the larger and more important bridges of Jefferson County were erected by him. One in
particular was the bridge over the new channel of the Delaware River at Thompsonville.
This bridge has a span of 154 feet, and the entire structure contains 86,500 pounds of
metal. He built a twin bridge to that one at Jacksonville Crossing. The bridge at Osawkee,
Kansas, also constructed by him, is an eighty-foot span, requiring 37,500 pounds of metal.
Altogether Mr. Alexander built more than a hundred new bridges. Bridge contracting was his
regular business until October, 1914, when he became a county surveyor and engineer,

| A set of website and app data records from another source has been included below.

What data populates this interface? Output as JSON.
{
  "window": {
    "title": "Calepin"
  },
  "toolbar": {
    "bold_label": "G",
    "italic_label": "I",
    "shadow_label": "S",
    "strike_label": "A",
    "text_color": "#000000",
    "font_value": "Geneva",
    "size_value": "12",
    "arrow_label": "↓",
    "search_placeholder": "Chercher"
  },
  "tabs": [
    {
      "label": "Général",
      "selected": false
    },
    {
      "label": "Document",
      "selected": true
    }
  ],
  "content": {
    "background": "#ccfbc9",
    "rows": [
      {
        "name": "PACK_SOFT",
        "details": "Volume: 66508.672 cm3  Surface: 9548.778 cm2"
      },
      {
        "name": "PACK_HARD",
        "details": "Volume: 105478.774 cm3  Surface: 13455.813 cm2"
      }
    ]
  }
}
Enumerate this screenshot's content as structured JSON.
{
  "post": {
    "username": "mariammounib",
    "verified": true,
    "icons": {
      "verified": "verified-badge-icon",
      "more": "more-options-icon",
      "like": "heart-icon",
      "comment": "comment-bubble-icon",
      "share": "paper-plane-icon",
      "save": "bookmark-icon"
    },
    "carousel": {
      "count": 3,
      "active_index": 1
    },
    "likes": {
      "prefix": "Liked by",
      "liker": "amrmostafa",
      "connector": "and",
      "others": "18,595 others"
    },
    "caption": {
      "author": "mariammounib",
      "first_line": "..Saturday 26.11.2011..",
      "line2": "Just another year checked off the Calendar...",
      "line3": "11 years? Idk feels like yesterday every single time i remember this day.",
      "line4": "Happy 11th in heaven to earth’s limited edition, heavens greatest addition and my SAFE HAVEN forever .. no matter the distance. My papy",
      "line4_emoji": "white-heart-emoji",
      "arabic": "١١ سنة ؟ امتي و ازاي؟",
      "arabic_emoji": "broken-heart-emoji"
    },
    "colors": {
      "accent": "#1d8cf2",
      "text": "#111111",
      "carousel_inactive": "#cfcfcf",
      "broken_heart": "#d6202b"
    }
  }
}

taking office in the following January. His term as engineer has since expired, but in
1916 he was reelected county surveyor without opposition.
Mr. Alexander is a republican in politics, served on the official board of the United
Brethren Church, is a
member of the Kansas Fraternal Citizens and Oskaloosa Camp of the Modern Woodmen of
America. He is a stockholder in the Capper State Mining Company of Arizona, and is also
interested in farming, owning an improved place of 330 acres three miles north Oskaloosa
in Oskaloosa Township. He is also owner of two buildings in Winchester and two others in
On September 9, 1884, at Oskaloosa, Mr. Alexander married Miss Irene Odell, daughter of
Benjamin and Sarah (Ferguson) Odell. Her mother is now living with Mr. and Mrs. Alexander.
Her father, deceased, was a carpenter and joiner by trade, and followed farming for many
years. Benjamin Odell, her father, was a member of the prominent Odell family of New York
and was an uncle of Benjamin B. Odell, long noted as a leader in New York State politics
and formerly governor of that state. Mr. and Mrs. Alexander have two children. The son, J.
D. Alexander, acquired his education largely in the school of experience, traveled over
the West for six years, and is now manager of his father's farm. The daughter, Edith, has
already been referred to as a teacher in District No. 47 of Jefferson County.